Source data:
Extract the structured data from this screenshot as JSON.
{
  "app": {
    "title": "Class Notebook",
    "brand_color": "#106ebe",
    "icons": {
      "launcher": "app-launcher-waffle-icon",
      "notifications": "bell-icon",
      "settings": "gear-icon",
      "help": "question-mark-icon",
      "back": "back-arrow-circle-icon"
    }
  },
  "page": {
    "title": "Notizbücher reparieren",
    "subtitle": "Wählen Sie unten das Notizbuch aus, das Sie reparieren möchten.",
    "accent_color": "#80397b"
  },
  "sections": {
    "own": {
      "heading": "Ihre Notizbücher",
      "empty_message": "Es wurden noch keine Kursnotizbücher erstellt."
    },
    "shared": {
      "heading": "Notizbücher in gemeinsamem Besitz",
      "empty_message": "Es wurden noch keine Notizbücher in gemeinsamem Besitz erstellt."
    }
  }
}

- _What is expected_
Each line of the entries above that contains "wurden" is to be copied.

- _Result below_
      "empty_message": "Es wurden noch keine Kursnotizbücher erstellt."
      "empty_message": "Es wurden noch keine Notizbücher in gemeinsamem Besitz erstellt."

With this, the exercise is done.